### Dataset items:
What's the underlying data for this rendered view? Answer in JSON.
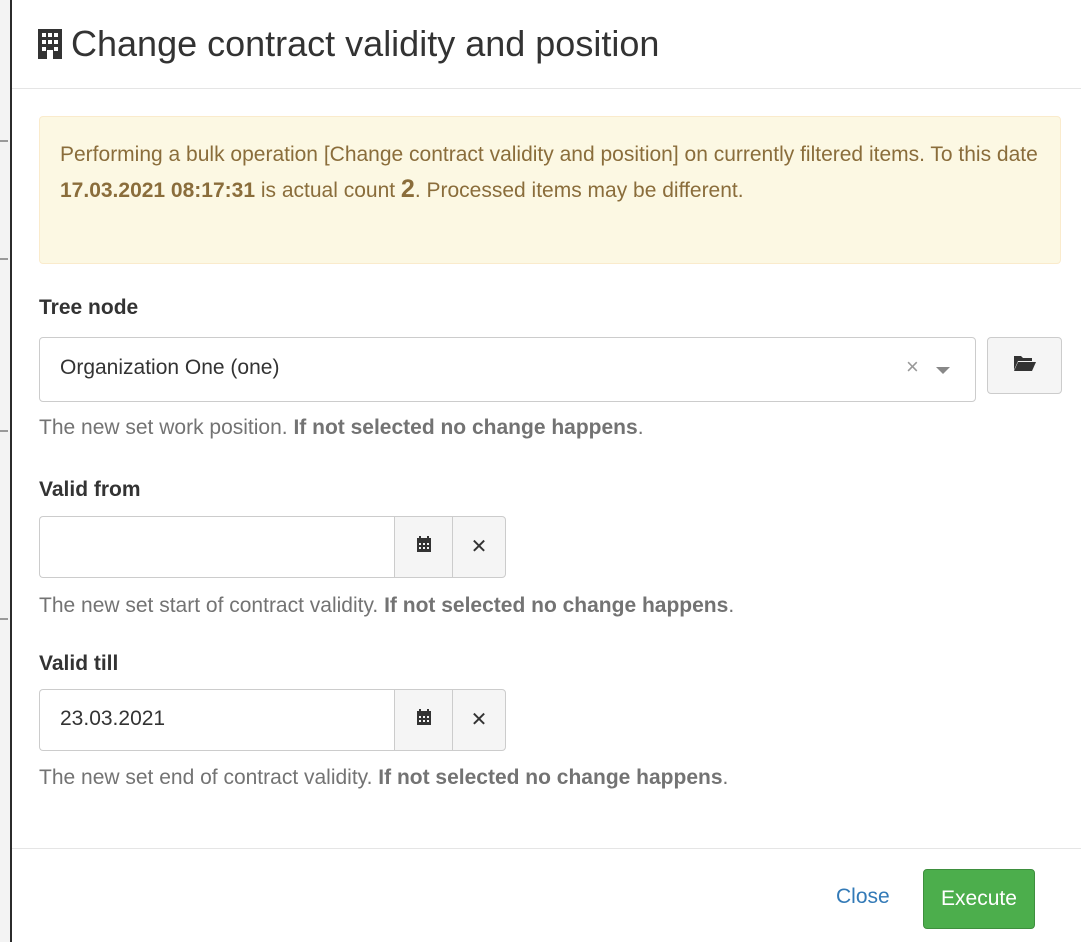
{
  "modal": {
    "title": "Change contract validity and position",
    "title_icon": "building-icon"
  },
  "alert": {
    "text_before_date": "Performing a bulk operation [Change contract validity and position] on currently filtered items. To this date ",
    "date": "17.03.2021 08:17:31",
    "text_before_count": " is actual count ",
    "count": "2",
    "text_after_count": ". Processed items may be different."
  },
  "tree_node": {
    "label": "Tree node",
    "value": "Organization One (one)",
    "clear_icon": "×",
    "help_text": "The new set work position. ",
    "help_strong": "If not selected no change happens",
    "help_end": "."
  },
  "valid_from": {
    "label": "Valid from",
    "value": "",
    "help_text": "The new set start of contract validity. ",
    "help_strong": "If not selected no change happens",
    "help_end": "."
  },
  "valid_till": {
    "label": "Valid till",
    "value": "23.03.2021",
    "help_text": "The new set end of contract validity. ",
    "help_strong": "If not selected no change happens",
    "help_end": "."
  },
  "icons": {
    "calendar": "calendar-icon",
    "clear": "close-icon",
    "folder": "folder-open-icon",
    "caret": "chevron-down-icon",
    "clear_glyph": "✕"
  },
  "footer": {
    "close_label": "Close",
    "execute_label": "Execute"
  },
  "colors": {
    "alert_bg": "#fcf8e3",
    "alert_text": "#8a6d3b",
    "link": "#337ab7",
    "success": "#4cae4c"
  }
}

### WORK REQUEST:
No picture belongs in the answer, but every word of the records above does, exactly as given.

### PROBLEM SOLUTION:
What's the underlying data for this rendered view? Answer in JSON.
{
  "modal": {
    "title": "Change contract validity and position",
    "title_icon": "building-icon"
  },
  "alert": {
    "text_before_date": "Performing a bulk operation [Change contract validity and position] on currently filtered items. To this date ",
    "date": "17.03.2021 08:17:31",
    "text_before_count": " is actual count ",
    "count": "2",
    "text_after_count": ". Processed items may be different."
  },
  "tree_node": {
    "label": "Tree node",
    "value": "Organization One (one)",
    "clear_icon": "×",
    "help_text": "The new set work position. ",
    "help_strong": "If not selected no change happens",
    "help_end": "."
  },
  "valid_from": {
    "label": "Valid from",
    "value": "",
    "help_text": "The new set start of contract validity. ",
    "help_strong": "If not selected no change happens",
    "help_end": "."
  },
  "valid_till": {
    "label": "Valid till",
    "value": "23.03.2021",
    "help_text": "The new set end of contract validity. ",
    "help_strong": "If not selected no change happens",
    "help_end": "."
  },
  "icons": {
    "calendar": "calendar-icon",
    "clear": "close-icon",
    "folder": "folder-open-icon",
    "caret": "chevron-down-icon",
    "clear_glyph": "✕"
  },
  "footer": {
    "close_label": "Close",
    "execute_label": "Execute"
  },
  "colors": {
    "alert_bg": "#fcf8e3",
    "alert_text": "#8a6d3b",
    "link": "#337ab7",
    "success": "#4cae4c"
  }
}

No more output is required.